(ā-sim-bō'lē-ă),
A form of aphasia in which the significance of signs and symbols is not appreciated. Synonym(s): sight blindness
[G. a- priv. + symbolon, an outward sign]
Farlex Partner Medical Dictionary © Farlex 2012

a·sym·bo·li·a

(ā-sim-bō'lē-ă)
A form of aphasia in which the significance of signs and symbols is not appreciated.
Synonym(s): asemasia, asemia.
[G. a- priv. + symbolon, an outward sign]
Medical Dictionary for the Health Professions and Nursing © Farlex 2012

asymbolia

(a?sim-bo'le-a) [ ¹an- + symbolon, a token, sign + -ia]
Inability to comprehend words, gestures, or any type of symbol. Synonym: asemia See: aphasia

pain asymbolia

A rare neurological condition in which a person experiences pain, does not find it troubling, but is indifferent to it.
Medical Dictionary, © 2009 Farlex and Partners

asymbolia

A form of APHASIA in which there is inability to interpret or use symbols such as words, gestures, numbers, diagrams, musical notation or any form of writing.
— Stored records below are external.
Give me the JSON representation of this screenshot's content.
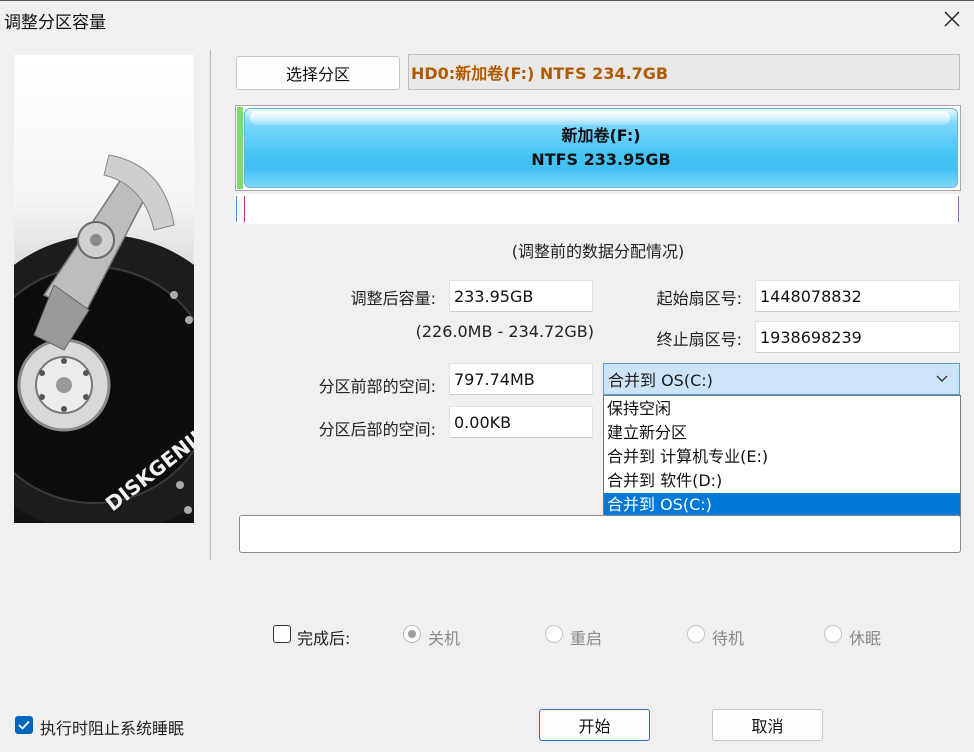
{
  "window": {
    "title": "调整分区容量"
  },
  "select_partition_button": "选择分区",
  "disk_info": "HD0:新加卷(F:) NTFS 234.7GB",
  "partition_bar": {
    "name": "新加卷(F:)",
    "detail": "NTFS 233.95GB"
  },
  "caption": "(调整前的数据分配情况)",
  "form": {
    "new_size_label": "调整后容量:",
    "new_size_value": "233.95GB",
    "size_range": "(226.0MB - 234.72GB)",
    "start_sector_label": "起始扇区号:",
    "start_sector_value": "1448078832",
    "end_sector_label": "终止扇区号:",
    "end_sector_value": "1938698239",
    "space_before_label": "分区前部的空间:",
    "space_before_value": "797.74MB",
    "space_after_label": "分区后部的空间:",
    "space_after_value": "0.00KB"
  },
  "combo": {
    "selected": "合并到 OS(C:)",
    "options": [
      "保持空闲",
      "建立新分区",
      "合并到 计算机专业(E:)",
      "合并到 软件(D:)",
      "合并到 OS(C:)"
    ]
  },
  "after_completion": {
    "label": "完成后:",
    "options": [
      "关机",
      "重启",
      "待机",
      "休眠"
    ]
  },
  "prevent_sleep_label": "执行时阻止系统睡眠",
  "start_button": "开始",
  "cancel_button": "取消",
  "colors": {
    "disk_info_text": "#b35a00",
    "partition_fill": "#4ac5f6",
    "selection": "#0078d7"
  },
  "brand_text": "DISKGENIUS"
}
See APHASIA.
Collins Dictionary of Medicine © Robert M. Youngson 2004, 2005
References in periodicals archive ?
The retreat into asymbolia is therefore a form of mourning for the lost maternal object.
Where Kristeva insists that melancholy writing tends towards 'asymbolia' or blankness, Loffler finds a trajectory towards unreadability.
I shall call melancholia the institutional symptomatology of inhibition and asymbolia that becomes established now and then or chronically in a person, alternating more often than not with the so-called manic phase of exaltation.
Instead, there is "a downfall...into the invisible and unnameable" (Kristeva 1989, 15), a "sinking into the blankness of asymbolia" (Kristeva 1989, 33), as the heroine is sucked back into the masochistic jouissance of surrogate maternal subjection.
With this in mind, it is worthwhile remembering Kristeva's view that the speech of the depressed is 'repetitive and monotonous [...] they utter sentences that are interrupted, exhausted, come to a standstill [...] A repetitive rhythm, a monotonous melody emerge [...] on account of the pressure of silence, the melancholy person sink[s] into the blankness of asymbolia' (BS, p.